### TASK TO CARRY OUT
State how many lines in the records below include the word "icon". Give nothing but that number.

### RECORDS FOR THE TASK
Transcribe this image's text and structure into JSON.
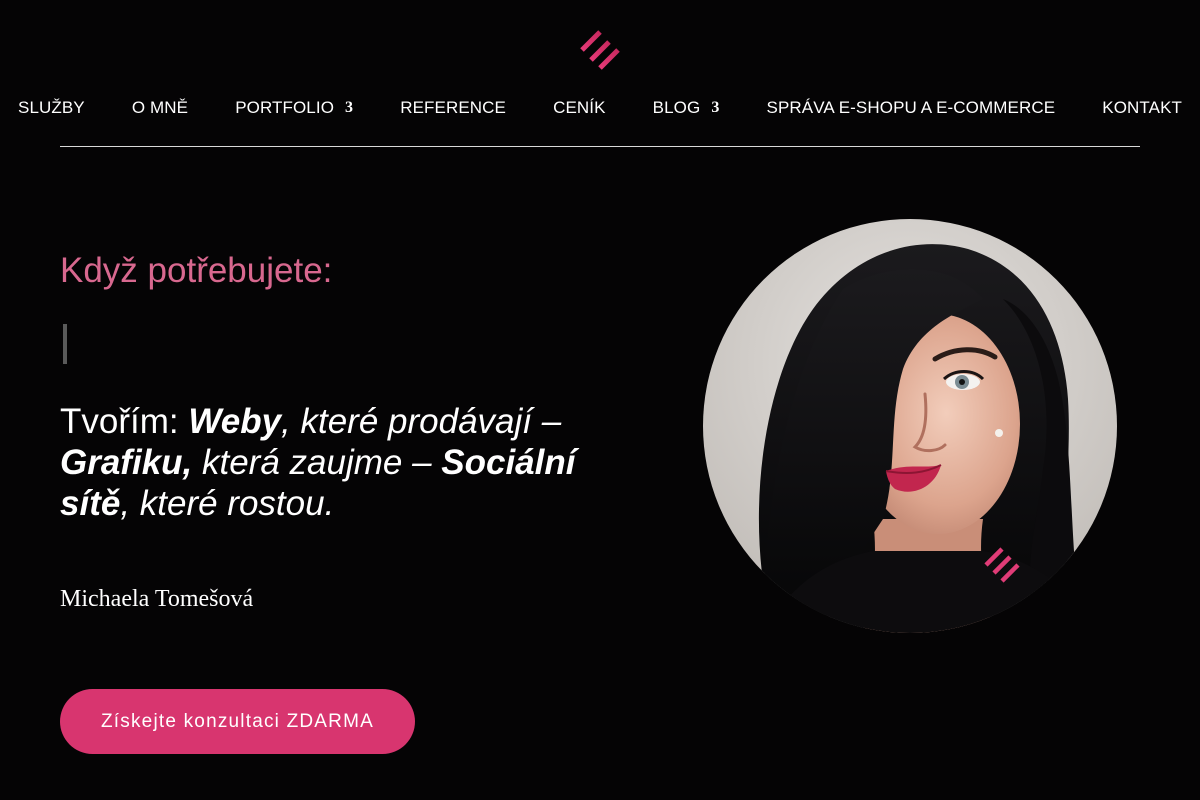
{
  "brand": {
    "logo_icon": "three-slash-stripes-icon",
    "accent_color": "#d8356f",
    "kicker_color": "#d8688f"
  },
  "nav": {
    "items": [
      {
        "label": "SLUŽBY"
      },
      {
        "label": "O MNĚ"
      },
      {
        "label": "PORTFOLIO",
        "caret": "3"
      },
      {
        "label": "REFERENCE"
      },
      {
        "label": "CENÍK"
      },
      {
        "label": "BLOG",
        "caret": "3"
      },
      {
        "label": "SPRÁVA E-SHOPU A E-COMMERCE"
      },
      {
        "label": "KONTAKT"
      }
    ]
  },
  "hero": {
    "kicker": "Když potřebujete:",
    "tagline": {
      "lead": "Tvořím: ",
      "item1": "Weby",
      "rest1": ", které prodávají –",
      "item2": "Grafiku,",
      "rest2": " která zaujme – ",
      "item3a": "Sociální",
      "item3b": "sítě",
      "rest3": ", které rostou."
    },
    "signature": "Michaela Tomešová",
    "cta_label": "Získejte konzultaci ZDARMA"
  },
  "portrait": {
    "icon": "woman-portrait-photo"
  }
}
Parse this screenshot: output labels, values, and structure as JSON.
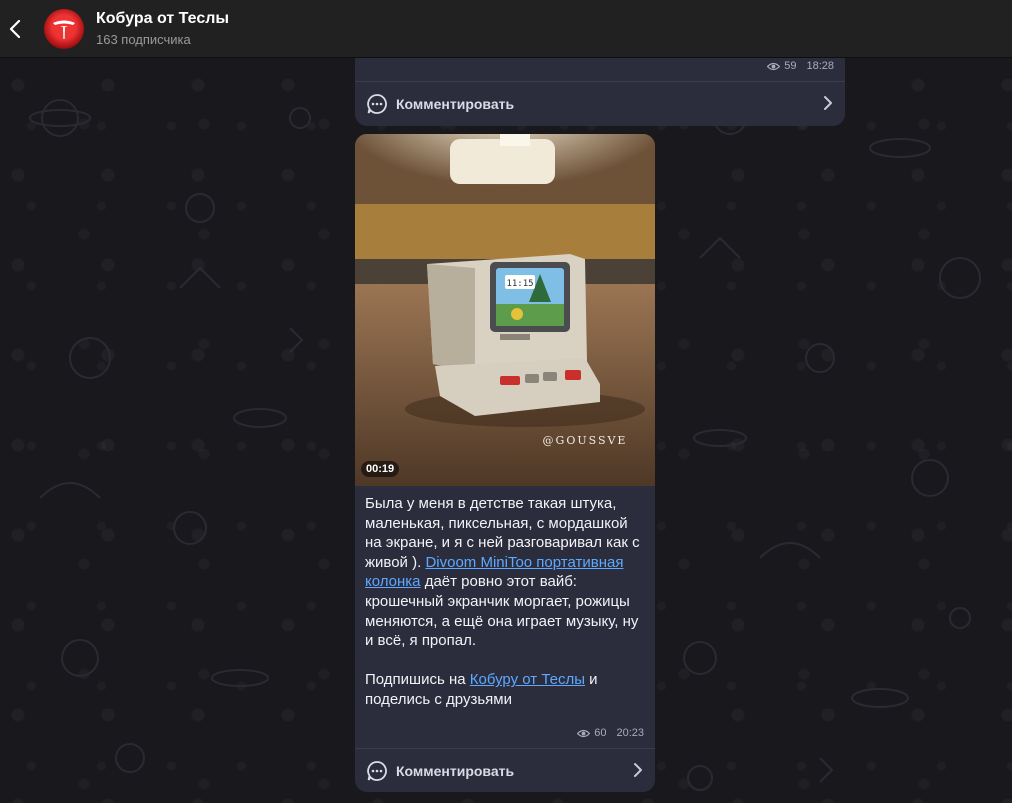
{
  "header": {
    "title": "Кобура от Теслы",
    "subtitle": "163 подписчика"
  },
  "previous_post": {
    "views": "59",
    "time": "18:28",
    "comment_label": "Комментировать"
  },
  "post": {
    "duration": "00:19",
    "watermark": "@GOUSSVE",
    "screen_time": "11:15",
    "text_before_link": "Была у меня в детстве такая штука, маленькая, пиксельная, с мордашкой на экране, и я с ней разговаривал как с живой ). ",
    "link_product": "Divoom MiniToo портативная колонка",
    "text_after_link": " даёт ровно этот вайб: крошечный экранчик моргает, рожицы меняются, а ещё она играет музыку, ну и всё, я пропал.",
    "subscribe_before": "Подпишись на ",
    "subscribe_link": "Кобуру от Теслы",
    "subscribe_after": " и поделись с друзьями",
    "views": "60",
    "time": "20:23",
    "comment_label": "Комментировать"
  },
  "colors": {
    "bubble": "#2b2d3c",
    "link": "#5ea9ff",
    "header": "#212121",
    "avatar": "#c8161b"
  }
}
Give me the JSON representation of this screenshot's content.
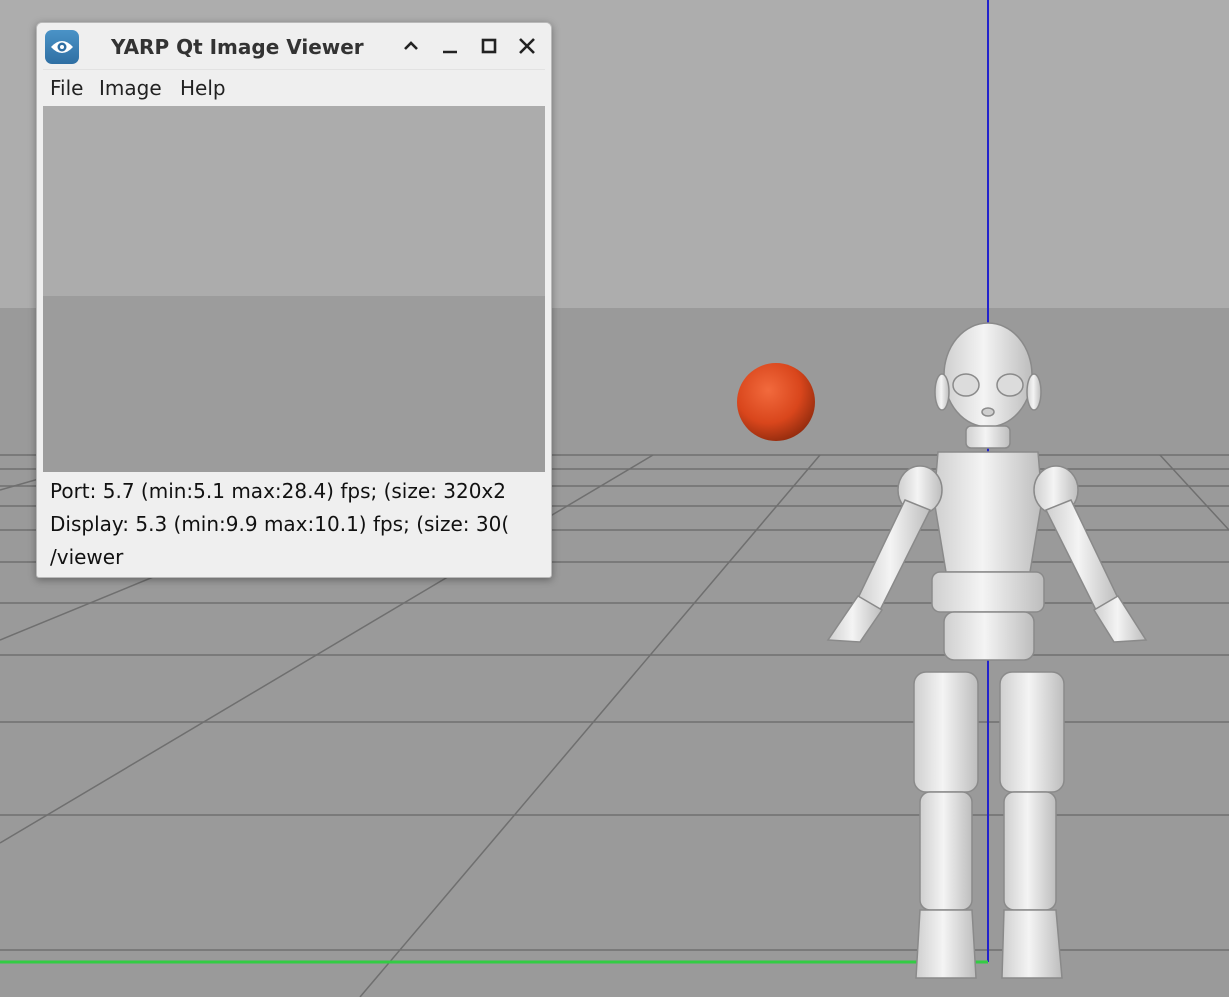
{
  "window": {
    "title": "YARP Qt Image Viewer",
    "icon": "eye-icon",
    "controls": [
      "shade-icon",
      "minimize-icon",
      "maximize-icon",
      "close-icon"
    ]
  },
  "menubar": {
    "items": [
      "File",
      "Image",
      "Help"
    ]
  },
  "status": {
    "port": "Port: 5.7 (min:5.1 max:28.4) fps; (size: 320x2",
    "display": "Display: 5.3 (min:9.9 max:10.1) fps; (size: 30(",
    "port_name": "/viewer"
  },
  "scene": {
    "background_color": "#9a9a9a",
    "sky_color": "#adadad",
    "ball_color": "#d9461c",
    "z_axis_color": "#2222cc",
    "x_axis_color": "#33cc44"
  }
}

### EXERCISE ANSWER
7